2) The brand appears to value their employees and their customers. (This one is tricky, it gets into corporate culture and Community Management procedures.)
3) The brand image fits in with the Moms image of her family and their lifestyle
4) The brand may be tied to positive childhood memories (if the brand precedes the generation, it’s possible that ‘my grandmother always used Jif peanut butter becomes a positive association with the brand that really doesn’t have to do with the brand as it does with the family ritual.)
5) The brand makes the Mom feel good about being a customer – possibly by making her feel like she’s a “smart and savvy” customer for having found and bought their product or by being the brand everyone else is using so she’s now ‘part of the club’.
Those are the big ones. Most brands don’t make it past line one. Seems it’s kinda hard to do good quality, low price, consistently. Far more often is poor quality, low price or worse high quality way too high a price. And that consistency thing? Yeah, that’s why all the cable providers have come up with “no we really won’t change your rate – we’ll lock it in for 2 years” promises right now.
Don’t even get me started on the amount of poor quality, poor customer service and poor user experience…brands wonder why they can’t get on the “loved” list.”
And everyone I spoke to had the same basic 3 pillars that equated with brand love: put the customer first, make consistently great products, exceed expectations in the customer service arena and be respectful/honest.

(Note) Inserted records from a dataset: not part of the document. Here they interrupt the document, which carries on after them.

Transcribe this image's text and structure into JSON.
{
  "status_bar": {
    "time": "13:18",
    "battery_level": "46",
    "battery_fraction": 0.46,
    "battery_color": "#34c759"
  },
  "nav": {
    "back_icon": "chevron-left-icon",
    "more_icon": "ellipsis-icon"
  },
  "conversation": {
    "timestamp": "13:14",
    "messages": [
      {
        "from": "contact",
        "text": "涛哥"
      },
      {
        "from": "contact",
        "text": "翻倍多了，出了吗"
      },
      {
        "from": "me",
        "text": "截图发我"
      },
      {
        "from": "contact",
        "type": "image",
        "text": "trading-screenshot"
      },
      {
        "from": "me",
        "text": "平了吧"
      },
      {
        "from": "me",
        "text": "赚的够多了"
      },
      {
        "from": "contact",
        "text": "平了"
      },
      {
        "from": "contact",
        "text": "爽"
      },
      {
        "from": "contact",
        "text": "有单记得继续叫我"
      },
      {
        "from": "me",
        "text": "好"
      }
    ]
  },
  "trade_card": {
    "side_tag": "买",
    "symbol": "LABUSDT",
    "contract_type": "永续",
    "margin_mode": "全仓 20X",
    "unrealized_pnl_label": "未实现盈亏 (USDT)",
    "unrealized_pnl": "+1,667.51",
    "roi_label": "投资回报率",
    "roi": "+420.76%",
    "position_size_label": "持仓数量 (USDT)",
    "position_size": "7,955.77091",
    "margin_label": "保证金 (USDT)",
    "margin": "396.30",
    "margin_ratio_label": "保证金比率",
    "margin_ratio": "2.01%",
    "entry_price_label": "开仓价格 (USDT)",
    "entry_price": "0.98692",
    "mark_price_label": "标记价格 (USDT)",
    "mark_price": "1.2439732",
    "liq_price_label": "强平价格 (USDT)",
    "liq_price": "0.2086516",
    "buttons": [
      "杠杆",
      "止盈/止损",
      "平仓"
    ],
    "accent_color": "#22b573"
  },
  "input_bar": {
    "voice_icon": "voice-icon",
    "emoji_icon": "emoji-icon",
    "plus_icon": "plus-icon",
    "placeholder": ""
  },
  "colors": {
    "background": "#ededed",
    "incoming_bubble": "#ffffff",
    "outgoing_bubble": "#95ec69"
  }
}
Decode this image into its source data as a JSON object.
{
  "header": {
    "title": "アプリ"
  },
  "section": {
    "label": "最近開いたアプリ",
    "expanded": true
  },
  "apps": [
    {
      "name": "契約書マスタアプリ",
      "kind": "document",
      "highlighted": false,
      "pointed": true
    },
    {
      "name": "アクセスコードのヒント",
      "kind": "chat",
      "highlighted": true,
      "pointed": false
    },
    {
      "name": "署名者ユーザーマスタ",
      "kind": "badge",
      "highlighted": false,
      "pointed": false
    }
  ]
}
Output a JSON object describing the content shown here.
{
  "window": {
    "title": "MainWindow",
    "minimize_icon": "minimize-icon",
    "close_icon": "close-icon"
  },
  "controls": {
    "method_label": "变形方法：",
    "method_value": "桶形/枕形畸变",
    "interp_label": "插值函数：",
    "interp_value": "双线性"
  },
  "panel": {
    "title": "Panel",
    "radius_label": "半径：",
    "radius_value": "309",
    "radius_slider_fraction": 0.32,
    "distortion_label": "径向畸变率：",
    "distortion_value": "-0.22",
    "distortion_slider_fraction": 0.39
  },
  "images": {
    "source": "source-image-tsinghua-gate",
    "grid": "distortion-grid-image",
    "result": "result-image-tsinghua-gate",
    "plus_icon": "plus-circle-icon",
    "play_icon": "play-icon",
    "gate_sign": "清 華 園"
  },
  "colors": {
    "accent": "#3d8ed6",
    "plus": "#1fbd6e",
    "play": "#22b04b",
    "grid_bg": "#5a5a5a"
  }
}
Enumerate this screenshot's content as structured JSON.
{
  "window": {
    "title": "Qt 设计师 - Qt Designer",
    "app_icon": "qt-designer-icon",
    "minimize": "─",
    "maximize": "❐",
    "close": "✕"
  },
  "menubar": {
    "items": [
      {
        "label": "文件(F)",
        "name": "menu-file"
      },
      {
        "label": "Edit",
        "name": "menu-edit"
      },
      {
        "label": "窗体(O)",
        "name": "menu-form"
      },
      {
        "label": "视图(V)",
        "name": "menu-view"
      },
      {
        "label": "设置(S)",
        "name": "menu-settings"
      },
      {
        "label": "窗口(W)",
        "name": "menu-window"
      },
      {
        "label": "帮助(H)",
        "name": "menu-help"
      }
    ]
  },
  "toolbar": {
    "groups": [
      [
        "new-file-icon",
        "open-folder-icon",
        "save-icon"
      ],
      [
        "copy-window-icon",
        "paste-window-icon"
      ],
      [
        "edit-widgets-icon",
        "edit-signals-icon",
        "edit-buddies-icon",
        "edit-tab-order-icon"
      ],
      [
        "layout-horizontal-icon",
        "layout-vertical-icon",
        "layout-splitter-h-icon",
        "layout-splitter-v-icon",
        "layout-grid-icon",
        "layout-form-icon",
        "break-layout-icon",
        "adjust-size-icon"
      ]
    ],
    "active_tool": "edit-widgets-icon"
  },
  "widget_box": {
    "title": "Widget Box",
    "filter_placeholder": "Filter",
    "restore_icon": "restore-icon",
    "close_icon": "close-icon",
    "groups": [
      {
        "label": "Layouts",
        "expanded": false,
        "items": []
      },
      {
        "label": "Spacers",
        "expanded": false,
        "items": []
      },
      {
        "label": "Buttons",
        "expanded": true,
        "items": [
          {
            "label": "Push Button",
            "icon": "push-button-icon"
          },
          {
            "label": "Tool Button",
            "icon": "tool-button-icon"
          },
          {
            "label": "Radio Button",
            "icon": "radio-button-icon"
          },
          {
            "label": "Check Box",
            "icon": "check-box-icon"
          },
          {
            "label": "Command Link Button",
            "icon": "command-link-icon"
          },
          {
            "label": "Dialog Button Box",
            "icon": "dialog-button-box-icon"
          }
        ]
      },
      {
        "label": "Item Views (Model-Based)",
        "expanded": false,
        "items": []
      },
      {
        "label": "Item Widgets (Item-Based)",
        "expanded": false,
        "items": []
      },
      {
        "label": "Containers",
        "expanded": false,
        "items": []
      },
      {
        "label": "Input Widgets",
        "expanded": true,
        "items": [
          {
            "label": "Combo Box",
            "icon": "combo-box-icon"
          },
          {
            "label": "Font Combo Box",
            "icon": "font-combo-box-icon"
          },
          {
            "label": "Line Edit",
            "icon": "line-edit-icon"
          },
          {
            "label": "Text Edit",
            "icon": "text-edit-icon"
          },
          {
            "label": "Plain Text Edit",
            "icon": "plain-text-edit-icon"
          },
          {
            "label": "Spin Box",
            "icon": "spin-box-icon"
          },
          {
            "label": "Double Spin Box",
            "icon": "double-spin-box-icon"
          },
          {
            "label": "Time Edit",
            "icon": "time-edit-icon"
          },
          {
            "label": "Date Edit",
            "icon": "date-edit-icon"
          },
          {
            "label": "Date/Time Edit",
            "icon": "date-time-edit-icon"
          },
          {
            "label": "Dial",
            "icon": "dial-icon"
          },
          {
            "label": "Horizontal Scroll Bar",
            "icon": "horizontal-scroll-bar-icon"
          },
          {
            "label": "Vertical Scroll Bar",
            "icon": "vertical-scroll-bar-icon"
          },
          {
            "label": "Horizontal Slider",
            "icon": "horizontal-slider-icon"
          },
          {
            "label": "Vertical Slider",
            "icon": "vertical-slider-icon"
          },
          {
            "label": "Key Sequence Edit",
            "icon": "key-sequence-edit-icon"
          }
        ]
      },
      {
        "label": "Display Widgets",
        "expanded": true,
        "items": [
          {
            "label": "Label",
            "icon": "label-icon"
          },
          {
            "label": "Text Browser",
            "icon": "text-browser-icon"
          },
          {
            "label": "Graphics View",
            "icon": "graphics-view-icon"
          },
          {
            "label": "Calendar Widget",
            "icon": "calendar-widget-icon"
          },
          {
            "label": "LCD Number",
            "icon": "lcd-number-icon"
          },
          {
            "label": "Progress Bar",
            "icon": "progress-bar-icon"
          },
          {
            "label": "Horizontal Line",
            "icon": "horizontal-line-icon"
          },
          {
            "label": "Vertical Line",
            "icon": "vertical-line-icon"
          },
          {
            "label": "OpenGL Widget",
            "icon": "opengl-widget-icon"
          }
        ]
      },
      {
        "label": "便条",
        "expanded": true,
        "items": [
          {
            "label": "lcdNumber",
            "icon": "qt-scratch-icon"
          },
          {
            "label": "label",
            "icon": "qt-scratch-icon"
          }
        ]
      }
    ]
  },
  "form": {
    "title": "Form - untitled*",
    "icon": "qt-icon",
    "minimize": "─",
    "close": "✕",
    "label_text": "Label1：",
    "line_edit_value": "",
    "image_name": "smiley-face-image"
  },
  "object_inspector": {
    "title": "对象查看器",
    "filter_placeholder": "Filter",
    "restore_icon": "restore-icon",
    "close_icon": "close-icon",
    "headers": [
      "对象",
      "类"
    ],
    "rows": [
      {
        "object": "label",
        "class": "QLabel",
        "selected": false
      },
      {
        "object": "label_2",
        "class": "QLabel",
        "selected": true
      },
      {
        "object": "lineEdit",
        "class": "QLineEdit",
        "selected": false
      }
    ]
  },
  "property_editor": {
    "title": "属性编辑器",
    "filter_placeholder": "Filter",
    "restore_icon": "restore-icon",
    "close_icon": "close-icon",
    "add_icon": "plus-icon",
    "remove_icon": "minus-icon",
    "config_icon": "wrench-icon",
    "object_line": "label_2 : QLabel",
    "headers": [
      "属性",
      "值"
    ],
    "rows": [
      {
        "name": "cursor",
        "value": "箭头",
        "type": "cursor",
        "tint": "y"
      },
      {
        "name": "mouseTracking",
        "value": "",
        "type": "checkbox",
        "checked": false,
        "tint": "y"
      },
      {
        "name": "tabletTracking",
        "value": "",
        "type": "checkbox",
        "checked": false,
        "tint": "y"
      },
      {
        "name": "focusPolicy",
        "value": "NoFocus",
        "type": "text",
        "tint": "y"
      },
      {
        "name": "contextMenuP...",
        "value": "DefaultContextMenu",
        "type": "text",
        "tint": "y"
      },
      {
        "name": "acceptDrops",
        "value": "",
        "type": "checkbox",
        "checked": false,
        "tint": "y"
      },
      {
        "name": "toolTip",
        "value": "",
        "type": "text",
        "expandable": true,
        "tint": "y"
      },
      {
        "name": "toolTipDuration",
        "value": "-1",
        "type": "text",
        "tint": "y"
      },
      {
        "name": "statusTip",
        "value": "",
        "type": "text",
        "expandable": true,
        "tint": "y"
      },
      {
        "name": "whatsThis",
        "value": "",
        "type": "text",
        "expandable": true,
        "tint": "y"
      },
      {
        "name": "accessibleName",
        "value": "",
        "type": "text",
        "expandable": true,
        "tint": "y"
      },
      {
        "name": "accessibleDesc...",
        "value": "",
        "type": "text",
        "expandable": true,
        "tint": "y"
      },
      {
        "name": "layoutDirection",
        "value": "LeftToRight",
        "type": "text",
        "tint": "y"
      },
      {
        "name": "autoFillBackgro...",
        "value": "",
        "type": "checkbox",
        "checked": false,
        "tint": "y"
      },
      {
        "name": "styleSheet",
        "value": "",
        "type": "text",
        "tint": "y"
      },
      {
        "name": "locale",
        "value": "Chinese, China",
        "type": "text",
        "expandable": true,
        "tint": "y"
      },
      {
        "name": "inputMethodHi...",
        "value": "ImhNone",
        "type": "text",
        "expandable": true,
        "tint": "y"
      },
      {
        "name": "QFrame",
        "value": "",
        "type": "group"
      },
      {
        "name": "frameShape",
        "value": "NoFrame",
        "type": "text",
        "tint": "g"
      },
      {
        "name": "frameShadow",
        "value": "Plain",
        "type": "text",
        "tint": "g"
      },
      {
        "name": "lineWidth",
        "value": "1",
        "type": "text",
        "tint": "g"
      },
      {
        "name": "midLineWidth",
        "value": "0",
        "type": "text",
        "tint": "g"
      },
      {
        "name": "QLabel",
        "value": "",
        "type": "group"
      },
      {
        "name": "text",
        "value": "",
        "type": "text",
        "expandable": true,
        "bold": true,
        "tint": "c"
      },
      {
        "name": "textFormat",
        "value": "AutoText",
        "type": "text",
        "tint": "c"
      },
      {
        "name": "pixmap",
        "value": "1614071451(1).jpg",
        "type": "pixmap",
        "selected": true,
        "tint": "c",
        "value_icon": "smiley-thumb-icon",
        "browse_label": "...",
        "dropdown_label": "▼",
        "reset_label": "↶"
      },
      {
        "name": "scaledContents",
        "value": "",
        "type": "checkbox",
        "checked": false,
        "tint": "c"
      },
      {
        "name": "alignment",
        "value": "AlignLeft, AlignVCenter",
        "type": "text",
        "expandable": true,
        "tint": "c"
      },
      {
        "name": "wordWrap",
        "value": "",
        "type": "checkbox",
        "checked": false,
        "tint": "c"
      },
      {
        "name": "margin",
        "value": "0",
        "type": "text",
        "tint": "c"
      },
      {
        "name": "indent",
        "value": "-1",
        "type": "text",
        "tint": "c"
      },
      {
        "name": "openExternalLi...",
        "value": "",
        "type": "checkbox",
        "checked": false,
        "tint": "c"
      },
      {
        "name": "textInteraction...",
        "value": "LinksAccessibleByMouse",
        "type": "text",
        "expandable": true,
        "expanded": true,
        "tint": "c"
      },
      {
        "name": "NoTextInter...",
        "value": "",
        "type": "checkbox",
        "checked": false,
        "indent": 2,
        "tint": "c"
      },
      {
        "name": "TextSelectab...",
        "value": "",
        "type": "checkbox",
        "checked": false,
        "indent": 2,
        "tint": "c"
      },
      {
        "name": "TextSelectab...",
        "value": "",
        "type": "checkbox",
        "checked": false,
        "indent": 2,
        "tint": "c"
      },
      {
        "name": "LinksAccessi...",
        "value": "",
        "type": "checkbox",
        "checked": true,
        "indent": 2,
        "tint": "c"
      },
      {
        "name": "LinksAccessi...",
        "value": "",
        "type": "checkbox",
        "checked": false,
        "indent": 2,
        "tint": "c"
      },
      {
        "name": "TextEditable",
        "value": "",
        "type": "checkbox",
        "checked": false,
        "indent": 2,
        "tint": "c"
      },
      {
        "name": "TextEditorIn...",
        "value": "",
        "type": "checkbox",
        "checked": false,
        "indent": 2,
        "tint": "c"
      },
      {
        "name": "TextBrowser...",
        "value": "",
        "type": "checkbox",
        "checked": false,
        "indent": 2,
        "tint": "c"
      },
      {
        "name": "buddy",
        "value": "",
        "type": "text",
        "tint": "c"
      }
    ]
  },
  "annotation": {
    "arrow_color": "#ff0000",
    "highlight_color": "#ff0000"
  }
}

And if the brand succeeds they will have incredible stories circulating the web like this one from Erica Ehm, publisher of the YummyMummyClub.
“The brand I heart is @WESTJET – an airline that cares to connect with their customers authentically, both in social media and through their call centre (and of course in the air). I had an incredible experience with them not so long ago that was so fantastic, it prompted me to write a blog about it here. After my extraordinary experience, Sarah Gunn, aka @lovelaughshop recently tweeted @Westjet for help getting her sick mom home and not only did they change the flight for her, they did all the booking on her behalf! A company that exceeds expectations is a brand worth loving.”